Northern Mexico's Yaqui Indians buried their lost warriors after a two-year effort to rescue the remains from New York's American Museum of Natural History, where the victims of one of North America's last Indian massacres lay in storage for more than a century.
The burial Monday capped an unprecedented joint effort by U.S. and Mexican Indian tribes to press both governments to bring justice and closure to a 1902 massacre by Mexican federal troops that killed about 150 Yaqui men, women and children.
"They would not be at peace with their souls and conscience until they got their people back to their land," said Jose Antonio Pompa of Mexico's National Institute of Anthropology and History.
The 12 skulls and other blood-spattered remains interred in Vicam, a traditional Yaqui town in western Sonora state, carried some of the first forensic evidence of Mexico's brutal campaign to eliminate the tribe.
As if the horror of the massacre weren't enough, U.S. anthropologist Ales Hrdlicka came upon some of the bodies while they were still decaying, hacked off the heads with a machete and boiled them to remove the flesh for his study of Mexico's "races."
He sent the resulting collection to the New York museum. On Monday afternoon, on the slope of a mountain near the Yaqui village of Vicam, the 12 sets of remains were "baptized" to give them names that have been lost to history.
They were given a warriors' honor guard, and amid drumming, chants and traditional "deer" and "coyote" dances, each was laid to rest in the ground they had been striving to return to when they were slaughtered.
Perhaps best known for the mystical and visionary powers ascribed to them by writer Carlos Castaneda, the Yaquis fought off repeated attempts by the Mexican government to eliminate the tribe.
But they were largely defeated by 1900, and dictator Porfirio Diaz began moving them off their fertile farmland to less valuable territory or to virtual enslavement on haciendas as far away as eastern Yucatan state.

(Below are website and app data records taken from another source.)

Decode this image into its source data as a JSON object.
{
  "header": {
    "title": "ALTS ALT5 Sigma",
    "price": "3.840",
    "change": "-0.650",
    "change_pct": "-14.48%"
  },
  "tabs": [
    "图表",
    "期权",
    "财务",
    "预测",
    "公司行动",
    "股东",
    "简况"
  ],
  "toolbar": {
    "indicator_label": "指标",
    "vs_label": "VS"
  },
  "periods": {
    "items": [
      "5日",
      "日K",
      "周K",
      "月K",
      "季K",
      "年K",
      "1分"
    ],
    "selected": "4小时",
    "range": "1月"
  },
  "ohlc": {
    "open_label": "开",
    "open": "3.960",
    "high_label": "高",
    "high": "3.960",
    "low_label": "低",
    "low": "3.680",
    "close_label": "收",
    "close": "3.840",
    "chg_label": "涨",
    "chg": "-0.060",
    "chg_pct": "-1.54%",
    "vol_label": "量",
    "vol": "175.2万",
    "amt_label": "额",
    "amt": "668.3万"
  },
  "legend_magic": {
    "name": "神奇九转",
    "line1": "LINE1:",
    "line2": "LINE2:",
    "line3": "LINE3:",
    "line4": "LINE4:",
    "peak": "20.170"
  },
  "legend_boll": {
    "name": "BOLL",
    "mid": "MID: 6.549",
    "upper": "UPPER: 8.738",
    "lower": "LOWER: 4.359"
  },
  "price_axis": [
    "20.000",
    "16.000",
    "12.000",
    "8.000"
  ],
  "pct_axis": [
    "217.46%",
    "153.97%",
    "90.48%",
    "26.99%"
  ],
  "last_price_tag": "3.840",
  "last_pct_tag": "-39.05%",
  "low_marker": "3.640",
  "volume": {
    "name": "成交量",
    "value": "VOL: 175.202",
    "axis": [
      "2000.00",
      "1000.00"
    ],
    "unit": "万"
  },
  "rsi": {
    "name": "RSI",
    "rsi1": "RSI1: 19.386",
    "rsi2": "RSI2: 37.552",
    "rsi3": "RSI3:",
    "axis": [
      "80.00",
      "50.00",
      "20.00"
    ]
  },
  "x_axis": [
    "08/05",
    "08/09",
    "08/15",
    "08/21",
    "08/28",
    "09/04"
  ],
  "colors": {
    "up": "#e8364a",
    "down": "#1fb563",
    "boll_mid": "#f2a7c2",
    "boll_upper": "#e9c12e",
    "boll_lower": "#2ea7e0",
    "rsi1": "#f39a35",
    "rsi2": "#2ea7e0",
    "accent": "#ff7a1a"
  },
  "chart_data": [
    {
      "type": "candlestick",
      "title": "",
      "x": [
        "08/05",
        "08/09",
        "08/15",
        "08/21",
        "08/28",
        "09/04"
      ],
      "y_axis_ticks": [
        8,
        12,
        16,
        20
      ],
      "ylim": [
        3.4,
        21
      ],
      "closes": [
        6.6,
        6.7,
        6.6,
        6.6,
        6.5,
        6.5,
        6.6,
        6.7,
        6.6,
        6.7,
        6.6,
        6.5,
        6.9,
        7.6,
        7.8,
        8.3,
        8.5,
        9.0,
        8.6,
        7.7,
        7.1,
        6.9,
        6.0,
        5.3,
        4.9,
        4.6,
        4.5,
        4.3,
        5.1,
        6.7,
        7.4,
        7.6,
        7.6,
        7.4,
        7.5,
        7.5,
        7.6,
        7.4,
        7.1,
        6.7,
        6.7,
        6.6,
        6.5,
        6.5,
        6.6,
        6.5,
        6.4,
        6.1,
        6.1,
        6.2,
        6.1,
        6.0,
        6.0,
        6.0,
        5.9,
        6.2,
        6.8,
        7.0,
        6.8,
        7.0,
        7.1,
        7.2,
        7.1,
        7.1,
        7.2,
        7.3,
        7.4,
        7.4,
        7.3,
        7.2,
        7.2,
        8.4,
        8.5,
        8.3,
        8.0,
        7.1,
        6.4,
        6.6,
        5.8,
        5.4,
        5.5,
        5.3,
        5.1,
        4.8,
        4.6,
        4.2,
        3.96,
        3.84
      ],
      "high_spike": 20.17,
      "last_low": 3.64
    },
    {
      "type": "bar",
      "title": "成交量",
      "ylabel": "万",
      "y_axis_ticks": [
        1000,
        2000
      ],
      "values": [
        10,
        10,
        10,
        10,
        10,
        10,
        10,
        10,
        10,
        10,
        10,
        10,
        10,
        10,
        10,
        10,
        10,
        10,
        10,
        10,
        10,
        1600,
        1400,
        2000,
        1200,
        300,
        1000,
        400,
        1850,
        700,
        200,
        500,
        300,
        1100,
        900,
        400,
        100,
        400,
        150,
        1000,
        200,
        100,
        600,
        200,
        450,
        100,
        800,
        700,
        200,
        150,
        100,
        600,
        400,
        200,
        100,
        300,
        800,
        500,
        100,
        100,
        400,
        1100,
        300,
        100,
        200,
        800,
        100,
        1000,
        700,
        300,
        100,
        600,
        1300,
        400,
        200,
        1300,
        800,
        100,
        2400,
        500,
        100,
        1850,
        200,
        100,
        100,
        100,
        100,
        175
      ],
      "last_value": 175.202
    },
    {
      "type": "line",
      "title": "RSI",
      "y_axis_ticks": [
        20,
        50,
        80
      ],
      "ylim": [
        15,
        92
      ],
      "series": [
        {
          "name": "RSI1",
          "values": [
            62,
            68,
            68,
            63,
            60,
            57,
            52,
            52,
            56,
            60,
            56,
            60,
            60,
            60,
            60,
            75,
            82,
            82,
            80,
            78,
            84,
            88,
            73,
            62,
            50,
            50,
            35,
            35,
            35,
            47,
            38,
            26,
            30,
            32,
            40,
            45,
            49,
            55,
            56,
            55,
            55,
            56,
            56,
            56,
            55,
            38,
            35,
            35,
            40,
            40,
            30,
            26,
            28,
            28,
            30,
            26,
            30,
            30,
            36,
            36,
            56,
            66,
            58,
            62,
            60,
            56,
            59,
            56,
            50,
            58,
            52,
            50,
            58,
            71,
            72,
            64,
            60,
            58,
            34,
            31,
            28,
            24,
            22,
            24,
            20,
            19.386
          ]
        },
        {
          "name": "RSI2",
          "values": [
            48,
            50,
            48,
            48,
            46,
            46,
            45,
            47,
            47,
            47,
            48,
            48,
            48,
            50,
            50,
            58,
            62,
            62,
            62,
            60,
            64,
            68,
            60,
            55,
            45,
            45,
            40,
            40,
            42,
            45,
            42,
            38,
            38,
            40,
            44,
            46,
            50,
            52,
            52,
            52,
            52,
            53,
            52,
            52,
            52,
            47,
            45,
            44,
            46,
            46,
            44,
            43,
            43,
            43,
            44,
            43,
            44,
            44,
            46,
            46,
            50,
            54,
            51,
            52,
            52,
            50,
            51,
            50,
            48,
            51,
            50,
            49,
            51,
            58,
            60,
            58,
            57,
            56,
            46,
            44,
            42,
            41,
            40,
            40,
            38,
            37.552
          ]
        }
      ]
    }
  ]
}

In 1902, about 300 men, women and children escaped from forced exile and started walking back to their lands in Sonora. They were stopped in the mountains near the capital of Hermosillo by 600 heavily armed soldiers, who attacked them from behind. What ensued, long known as "the Battle of the Sierra Mazatan," is now considered one of the last large-scale Indian massacres in North America.
"What soldiers were doing was _ instead of wasting ammunition _ turning the rifle around and hitting people in the head who were down, to make sure they were dead," said anthropologist Ventura Perez, who did a trauma investigation on the skulls for the American Yaqui tribes.
Some bore execution-style gunshot wounds to the back of the head. Cut marks on the bones indicated troops took ears as trophies, said Perez, a professor at the University of Massachusetts at Amherst.
The bones were forgotten in museum storage until Perez and anthropologist Andrew Darling, who works for the Gila River Indian Community in Arizona, started to study them in 2007 and realized their gruesome story.
The Pascua Yaqui tribe of Arizona took up the fight to have the bones returned.
"The approach we use is that we are one people ... the border is just an artificial concept," said Robert Valencia, vice chairman of the Pascua Yaquis.
U.S. Indian remains are protected under the North American Indian Graves Protection Act. But because the law doesn't cover Mexican remains held in the U.S., the Arizona tribe contacted the Mexican Yaquis and they in turn contacted the Mexican government, which also decided to get involved.
The museum agreed the bones and other artifacts _ including blood-spattered blankets and a baby carrying-board from which Hrdlicka dumped an infant's corpse _ should go back, saying "cultural sensitivities and values within the museum community have changed" since Hrdlicka's era.
Mexico's National Institute of Anthropology and History decided the real owners were the Yaquis and handed over the remains and artifacts last month for burial. The tribe held a memorial ceremony in a wood-paneled hall at the New York museum on Central Park with incense, drums and chants.
"This is the first time that the (natural history museum) has turned over cultural patrimony to a foreign government that immediately returned it to the indigenous people," the museum said in a statement.
The remains were honored by Yaqui on both sides of the border, spurring the tribes' hopes for recognition of their status as a single people who have long lived in both countries _ in Sonora and in southern Arizona near Tucson.
The remains were packed into ceremonial wooden boxes and taken first to Tucson, where they were given a hero's welcome by Pascua Yaquis, including an honor guard of Indian veterans of the U.S. Army.
"That is why the warriors' role is important, because when we make territorial claims, it is because Yaqui blood was spilled there," said Mexican Yaqui elder Ernesto Arguelles, 59. "This is the first opportunity we have had to stop and mourn."